KIEV (Reuters) - Jailed opposition leader Yulia Tymoshenko called on Ukrainians on Saturday to “rise up” at a parliamentary election next month and end President Viktor Yanukovich’s “criminal rule”.
In a shaky two-minute video filmed at the hospital where she is being held, the former prime minister said she was enduring “a hell”, created by Yanukovich, as she serves a seven-year sentence for abuse of office.
Banned from running in the October 28 election due to her imprisonment, Tymoshenko’s video showed the 51-year-old’s determination to reach her supporters and rally her Batkivshchyna (Fatherland) party, demoralized by the loss of her leadership.
Yanukovich’s Party of the Regions and its allies are expected to retain a majority in the election, but they are closely trailed, according to some opinion polls, by a bloc that includes Tymoshenko’s party.
In the video, posted on her party's website byut.com.ua/news.html, Tymoshenko, who has said the election results have already been rigged, accuses Yanukovich of building a corrupt state aimed at enriching a small group of people in a "single mafia criminal band".
“Today the whole country, sadly, is living under criminal authority. The more they allow this and the further it goes, the more every person will feel this criminal rule weighing on his life,” she says, calling on Ukrainians to “rise up at these elections and throw out this criminal gang”.
The shaky video shows a man, presumably a member of the prison staff, attempting to block the camera from filming Tymoshenko and asking for the recording to stop. A woman prison guard holds a hand over her face to prevent herself being identified.
With her hair in a single plaited tress across one shoulder rather than styled in the circular braid that became her trademark as the popular heroine of the 2004 Orange Revolution, a seated Tymoshenko complains about her living conditions.
“Every day, there is not just physical and psychological pressure. Every day here is simply transformed into a hell (for me) - completely consciously and intentionally.

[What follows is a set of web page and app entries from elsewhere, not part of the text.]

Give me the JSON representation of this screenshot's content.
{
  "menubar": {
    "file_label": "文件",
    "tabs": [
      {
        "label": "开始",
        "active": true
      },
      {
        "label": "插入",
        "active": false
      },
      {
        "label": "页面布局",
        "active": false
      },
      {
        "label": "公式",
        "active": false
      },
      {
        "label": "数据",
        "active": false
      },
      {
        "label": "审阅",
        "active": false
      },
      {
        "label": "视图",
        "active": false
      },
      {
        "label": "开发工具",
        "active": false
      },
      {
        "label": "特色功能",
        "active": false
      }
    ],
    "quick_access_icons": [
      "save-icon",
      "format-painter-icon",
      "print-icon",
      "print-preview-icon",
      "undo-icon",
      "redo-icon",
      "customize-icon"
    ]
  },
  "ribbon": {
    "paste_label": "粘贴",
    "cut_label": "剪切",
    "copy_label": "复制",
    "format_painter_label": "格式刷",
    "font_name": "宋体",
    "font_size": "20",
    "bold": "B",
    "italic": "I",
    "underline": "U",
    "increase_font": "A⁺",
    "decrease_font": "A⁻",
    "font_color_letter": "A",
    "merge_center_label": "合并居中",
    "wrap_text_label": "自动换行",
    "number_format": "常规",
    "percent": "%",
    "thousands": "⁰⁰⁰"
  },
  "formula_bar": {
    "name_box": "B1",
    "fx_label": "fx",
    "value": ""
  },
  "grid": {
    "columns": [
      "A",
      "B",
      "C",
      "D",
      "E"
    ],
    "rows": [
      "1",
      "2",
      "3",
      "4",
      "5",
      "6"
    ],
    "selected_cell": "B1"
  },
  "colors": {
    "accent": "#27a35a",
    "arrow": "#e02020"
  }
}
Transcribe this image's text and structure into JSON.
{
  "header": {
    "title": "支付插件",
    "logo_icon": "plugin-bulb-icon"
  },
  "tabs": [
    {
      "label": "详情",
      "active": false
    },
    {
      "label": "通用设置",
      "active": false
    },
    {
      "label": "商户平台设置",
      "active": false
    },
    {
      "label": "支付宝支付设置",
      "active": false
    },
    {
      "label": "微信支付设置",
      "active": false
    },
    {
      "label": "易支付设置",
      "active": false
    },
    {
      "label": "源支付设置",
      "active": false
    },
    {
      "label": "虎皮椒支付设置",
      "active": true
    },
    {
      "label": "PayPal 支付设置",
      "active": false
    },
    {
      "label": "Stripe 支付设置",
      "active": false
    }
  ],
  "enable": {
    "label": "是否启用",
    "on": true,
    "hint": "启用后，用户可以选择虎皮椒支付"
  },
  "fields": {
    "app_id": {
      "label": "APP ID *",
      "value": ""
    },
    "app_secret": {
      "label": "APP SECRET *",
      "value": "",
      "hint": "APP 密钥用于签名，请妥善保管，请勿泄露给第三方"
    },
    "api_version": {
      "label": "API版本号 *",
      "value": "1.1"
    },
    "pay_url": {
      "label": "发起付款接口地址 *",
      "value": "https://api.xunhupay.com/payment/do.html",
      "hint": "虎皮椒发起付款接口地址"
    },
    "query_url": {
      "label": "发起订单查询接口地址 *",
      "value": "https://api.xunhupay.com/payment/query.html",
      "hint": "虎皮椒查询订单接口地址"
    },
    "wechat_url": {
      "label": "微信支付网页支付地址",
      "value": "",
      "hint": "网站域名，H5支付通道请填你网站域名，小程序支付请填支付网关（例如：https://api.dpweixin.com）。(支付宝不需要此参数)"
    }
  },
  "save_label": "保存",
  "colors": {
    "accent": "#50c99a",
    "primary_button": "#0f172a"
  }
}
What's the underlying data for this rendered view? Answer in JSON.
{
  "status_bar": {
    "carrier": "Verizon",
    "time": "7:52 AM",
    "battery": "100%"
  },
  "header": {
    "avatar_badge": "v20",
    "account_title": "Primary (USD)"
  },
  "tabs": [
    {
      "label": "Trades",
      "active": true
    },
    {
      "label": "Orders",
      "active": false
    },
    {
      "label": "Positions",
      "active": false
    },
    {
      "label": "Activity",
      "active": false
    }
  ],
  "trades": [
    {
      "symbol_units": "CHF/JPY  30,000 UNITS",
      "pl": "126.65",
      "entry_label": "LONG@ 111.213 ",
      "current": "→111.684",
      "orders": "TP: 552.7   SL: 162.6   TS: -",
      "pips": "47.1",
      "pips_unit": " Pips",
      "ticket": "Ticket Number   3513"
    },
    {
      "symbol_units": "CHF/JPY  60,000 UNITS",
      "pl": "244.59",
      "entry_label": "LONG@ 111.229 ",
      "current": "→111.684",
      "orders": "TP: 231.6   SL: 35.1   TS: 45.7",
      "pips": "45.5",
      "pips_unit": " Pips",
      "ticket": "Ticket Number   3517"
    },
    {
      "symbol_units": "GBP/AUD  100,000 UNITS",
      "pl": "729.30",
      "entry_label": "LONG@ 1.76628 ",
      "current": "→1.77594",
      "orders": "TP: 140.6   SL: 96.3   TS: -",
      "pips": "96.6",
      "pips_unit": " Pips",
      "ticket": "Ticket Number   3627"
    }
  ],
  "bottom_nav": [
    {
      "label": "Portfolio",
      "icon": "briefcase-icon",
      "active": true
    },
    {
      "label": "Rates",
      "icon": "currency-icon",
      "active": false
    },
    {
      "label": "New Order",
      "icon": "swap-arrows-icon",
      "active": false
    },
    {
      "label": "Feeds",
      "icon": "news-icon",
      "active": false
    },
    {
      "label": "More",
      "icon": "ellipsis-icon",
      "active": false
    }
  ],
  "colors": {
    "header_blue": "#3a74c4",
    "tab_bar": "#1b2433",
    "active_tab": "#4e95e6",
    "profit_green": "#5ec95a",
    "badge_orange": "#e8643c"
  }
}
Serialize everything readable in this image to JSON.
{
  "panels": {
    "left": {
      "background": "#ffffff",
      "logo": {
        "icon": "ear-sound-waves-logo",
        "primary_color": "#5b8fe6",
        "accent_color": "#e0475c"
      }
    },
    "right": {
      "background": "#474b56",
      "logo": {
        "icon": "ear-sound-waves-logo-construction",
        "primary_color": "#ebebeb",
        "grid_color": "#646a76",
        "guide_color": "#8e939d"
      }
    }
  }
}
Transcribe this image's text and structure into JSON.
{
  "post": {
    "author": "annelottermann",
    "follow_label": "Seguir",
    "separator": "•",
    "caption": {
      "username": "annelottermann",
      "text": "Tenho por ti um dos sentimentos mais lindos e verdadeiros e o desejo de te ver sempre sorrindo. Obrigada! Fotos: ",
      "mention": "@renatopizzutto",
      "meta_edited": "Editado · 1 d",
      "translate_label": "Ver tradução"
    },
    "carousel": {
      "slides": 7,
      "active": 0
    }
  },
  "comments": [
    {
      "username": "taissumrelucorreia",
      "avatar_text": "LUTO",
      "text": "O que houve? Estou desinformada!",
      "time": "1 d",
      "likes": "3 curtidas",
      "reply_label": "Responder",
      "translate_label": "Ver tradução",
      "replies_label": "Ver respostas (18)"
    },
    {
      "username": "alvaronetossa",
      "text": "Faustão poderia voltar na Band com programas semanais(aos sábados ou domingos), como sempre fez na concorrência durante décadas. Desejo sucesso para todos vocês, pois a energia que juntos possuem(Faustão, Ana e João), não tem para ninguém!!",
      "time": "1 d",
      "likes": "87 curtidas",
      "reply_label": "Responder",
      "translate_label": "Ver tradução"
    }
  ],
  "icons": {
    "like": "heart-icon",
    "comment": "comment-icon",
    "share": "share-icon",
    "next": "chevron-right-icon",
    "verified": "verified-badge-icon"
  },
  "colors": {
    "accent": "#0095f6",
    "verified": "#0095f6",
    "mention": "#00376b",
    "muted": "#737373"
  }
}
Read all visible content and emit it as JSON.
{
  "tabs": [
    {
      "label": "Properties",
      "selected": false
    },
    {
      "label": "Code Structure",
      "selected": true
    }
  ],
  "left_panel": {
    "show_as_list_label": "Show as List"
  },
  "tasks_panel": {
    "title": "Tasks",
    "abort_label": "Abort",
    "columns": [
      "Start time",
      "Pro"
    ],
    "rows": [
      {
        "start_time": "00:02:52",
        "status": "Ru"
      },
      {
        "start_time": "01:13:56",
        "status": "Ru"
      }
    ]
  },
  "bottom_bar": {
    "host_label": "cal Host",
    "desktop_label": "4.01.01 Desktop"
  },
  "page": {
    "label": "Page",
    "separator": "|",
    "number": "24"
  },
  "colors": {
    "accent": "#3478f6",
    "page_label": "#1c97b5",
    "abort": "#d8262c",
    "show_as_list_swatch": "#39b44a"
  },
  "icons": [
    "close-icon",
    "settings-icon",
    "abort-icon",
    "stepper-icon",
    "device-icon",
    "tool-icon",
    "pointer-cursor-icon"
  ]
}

This is a direct plan by Yanukovich,” she says.
Imprisoned since October 2011, Tymoshenko has been receiving hospital treatment in Kharkiv for back trouble which has prevented a second trial on charges of embezzlement and tax evasion going ahead.
She denies all charges and says they are part of a vendetta by Yanukovich who beat her narrowly for the presidency in a run-off vote in February 2010.
Her prosecution has seriously strained Ukraine’s ties with the United States and the European Union which say it is politically motivated and smacks of “selective justice”.
Shortly after her conviction, the EU shelved landmark agreements on political association and free trade with Ukraine, deals Yanukovich hopes will be unblocked once international monitors give the election a clean bill of health.
But EU and U.S. officials have cautioned that Tymoshenko’s continued imprisonment and biased media coverage might weigh on any final judgment of the election by monitoring groups.
Tymoshenko became Yanukovich’s nemesis when she helped lead the “Orange Revolution” protests which derailed his first bid for the presidency. She went on to serve twice as prime minister before losing the 2010 presidential vote.
Because of her imprisonment, her party has formed a bloc with another opposition movement, Front Zmin (The Front of Change), led by pro-Western liberal politician Arseny Yatsenyuk, to contest the election.
Writing By Richard Balmforth; Editing by Robin Pomeroy